Scan the listing and copy each line where the word "勝山の親子ら挑戦" is present.

[Start of section]

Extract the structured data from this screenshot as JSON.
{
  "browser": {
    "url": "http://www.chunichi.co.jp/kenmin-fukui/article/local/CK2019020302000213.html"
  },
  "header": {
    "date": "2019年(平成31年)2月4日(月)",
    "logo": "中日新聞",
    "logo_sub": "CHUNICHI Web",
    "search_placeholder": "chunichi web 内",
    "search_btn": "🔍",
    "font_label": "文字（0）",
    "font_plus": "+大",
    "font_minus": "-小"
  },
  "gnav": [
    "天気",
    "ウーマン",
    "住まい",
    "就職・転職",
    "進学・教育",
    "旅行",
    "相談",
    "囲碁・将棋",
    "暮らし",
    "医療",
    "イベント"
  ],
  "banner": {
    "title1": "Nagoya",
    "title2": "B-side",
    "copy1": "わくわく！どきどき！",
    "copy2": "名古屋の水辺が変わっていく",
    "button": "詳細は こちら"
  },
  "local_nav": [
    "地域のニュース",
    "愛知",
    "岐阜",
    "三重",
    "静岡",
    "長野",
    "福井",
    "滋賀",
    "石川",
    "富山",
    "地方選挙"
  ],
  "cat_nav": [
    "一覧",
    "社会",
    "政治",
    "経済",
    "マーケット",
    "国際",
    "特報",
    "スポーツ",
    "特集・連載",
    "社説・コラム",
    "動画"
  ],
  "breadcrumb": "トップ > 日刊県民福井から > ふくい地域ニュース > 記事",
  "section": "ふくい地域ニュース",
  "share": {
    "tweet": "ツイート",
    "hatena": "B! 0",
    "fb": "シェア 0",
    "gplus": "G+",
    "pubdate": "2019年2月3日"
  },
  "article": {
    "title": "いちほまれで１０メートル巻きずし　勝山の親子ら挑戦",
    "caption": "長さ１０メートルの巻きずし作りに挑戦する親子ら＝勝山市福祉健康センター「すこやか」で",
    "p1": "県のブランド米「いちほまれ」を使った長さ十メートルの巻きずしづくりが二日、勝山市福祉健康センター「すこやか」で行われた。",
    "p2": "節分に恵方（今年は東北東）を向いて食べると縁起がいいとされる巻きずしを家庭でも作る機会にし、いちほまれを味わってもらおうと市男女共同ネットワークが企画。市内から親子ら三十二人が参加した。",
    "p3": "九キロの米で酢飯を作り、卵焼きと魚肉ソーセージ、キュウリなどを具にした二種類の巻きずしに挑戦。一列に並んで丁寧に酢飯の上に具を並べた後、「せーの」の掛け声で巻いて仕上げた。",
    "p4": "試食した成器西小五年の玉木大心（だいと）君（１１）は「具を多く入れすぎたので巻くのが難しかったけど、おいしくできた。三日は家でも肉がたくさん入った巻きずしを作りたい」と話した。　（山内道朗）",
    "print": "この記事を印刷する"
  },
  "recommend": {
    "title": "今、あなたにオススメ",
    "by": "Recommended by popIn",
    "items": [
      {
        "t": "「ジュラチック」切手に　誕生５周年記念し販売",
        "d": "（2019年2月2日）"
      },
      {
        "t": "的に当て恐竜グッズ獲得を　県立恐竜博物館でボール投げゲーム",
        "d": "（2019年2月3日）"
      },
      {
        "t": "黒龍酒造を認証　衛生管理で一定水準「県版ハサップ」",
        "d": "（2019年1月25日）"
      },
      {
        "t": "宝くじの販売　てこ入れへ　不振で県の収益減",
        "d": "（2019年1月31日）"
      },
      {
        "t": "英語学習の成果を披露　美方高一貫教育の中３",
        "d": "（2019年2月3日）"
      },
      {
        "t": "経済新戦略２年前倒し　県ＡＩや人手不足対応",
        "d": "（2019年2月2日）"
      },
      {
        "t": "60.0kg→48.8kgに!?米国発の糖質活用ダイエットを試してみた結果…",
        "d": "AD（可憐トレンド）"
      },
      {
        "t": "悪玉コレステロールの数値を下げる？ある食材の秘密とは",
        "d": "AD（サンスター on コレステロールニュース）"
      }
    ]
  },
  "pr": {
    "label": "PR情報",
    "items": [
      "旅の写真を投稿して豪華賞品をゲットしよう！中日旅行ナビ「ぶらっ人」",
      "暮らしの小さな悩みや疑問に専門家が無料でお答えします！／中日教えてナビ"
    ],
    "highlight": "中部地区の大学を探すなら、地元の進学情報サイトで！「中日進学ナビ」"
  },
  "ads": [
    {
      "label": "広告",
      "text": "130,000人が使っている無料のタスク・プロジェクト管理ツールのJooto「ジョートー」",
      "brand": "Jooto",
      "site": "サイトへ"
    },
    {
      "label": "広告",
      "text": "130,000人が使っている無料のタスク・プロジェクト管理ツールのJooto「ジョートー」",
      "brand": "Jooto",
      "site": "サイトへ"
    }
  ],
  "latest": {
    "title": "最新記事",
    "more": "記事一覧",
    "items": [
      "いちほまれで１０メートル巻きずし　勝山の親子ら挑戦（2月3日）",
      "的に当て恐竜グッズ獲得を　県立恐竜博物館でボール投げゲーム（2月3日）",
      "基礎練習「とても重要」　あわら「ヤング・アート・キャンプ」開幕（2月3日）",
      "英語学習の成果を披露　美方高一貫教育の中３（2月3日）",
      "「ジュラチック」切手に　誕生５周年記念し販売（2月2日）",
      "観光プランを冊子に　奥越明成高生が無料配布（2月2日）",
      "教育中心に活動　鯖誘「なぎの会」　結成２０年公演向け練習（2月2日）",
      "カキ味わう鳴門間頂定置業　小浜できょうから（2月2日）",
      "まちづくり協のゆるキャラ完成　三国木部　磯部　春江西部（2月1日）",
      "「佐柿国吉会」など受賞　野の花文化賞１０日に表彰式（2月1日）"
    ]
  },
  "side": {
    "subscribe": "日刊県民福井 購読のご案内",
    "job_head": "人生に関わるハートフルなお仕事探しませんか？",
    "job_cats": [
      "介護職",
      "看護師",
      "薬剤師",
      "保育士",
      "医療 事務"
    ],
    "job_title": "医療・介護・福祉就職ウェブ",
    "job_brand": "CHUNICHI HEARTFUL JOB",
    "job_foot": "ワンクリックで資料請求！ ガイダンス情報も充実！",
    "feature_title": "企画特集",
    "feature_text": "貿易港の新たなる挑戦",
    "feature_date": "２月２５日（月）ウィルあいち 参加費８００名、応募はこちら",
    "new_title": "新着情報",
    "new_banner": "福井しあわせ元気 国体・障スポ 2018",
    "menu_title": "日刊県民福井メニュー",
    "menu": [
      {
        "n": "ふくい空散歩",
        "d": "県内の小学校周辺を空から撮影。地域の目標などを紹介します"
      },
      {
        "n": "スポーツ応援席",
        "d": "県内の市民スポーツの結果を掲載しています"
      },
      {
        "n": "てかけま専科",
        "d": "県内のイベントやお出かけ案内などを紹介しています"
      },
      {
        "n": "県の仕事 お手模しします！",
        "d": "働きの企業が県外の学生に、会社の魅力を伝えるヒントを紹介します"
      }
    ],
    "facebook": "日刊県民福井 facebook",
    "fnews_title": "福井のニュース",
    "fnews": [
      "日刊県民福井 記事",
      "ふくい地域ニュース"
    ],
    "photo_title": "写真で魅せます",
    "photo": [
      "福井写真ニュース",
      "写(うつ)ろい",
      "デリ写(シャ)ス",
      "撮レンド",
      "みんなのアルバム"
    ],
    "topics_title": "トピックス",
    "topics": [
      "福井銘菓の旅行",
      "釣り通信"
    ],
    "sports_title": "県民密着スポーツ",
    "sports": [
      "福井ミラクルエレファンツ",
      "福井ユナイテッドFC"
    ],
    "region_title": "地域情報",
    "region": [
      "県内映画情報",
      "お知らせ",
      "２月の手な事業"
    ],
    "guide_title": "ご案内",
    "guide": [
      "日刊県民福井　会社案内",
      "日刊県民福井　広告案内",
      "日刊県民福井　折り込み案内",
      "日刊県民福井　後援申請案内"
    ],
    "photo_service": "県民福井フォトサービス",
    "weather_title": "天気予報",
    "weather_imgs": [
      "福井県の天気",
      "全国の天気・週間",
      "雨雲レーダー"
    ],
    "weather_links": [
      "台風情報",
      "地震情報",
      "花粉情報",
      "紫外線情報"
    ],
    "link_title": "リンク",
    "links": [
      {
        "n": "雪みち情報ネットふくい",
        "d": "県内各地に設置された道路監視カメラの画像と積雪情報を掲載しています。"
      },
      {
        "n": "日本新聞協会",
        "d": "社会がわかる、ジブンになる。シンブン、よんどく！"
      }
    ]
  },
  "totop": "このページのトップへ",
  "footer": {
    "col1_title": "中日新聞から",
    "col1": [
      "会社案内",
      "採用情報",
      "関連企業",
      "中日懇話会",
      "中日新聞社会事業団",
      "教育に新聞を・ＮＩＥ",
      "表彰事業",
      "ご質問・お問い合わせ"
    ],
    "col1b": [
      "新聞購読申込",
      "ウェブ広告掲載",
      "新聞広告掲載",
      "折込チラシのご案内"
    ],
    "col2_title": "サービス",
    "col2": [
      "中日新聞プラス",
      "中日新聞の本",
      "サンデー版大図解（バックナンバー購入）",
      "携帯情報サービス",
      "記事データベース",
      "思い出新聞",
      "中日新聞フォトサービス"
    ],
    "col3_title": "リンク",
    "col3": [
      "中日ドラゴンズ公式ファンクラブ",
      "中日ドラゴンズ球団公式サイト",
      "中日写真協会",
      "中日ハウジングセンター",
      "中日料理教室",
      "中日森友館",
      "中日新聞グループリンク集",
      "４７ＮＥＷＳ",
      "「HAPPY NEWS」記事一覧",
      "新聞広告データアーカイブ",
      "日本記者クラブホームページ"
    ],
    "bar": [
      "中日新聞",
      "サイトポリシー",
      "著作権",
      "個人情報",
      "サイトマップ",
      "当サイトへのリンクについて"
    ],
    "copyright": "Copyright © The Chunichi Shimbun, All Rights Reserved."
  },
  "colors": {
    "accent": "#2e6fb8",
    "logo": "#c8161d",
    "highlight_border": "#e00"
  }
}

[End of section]

(Written response)
    "title": "いちほまれで１０メートル巻きずし　勝山の親子ら挑戦",
      "いちほまれで１０メートル巻きずし　勝山の親子ら挑戦（2月3日）",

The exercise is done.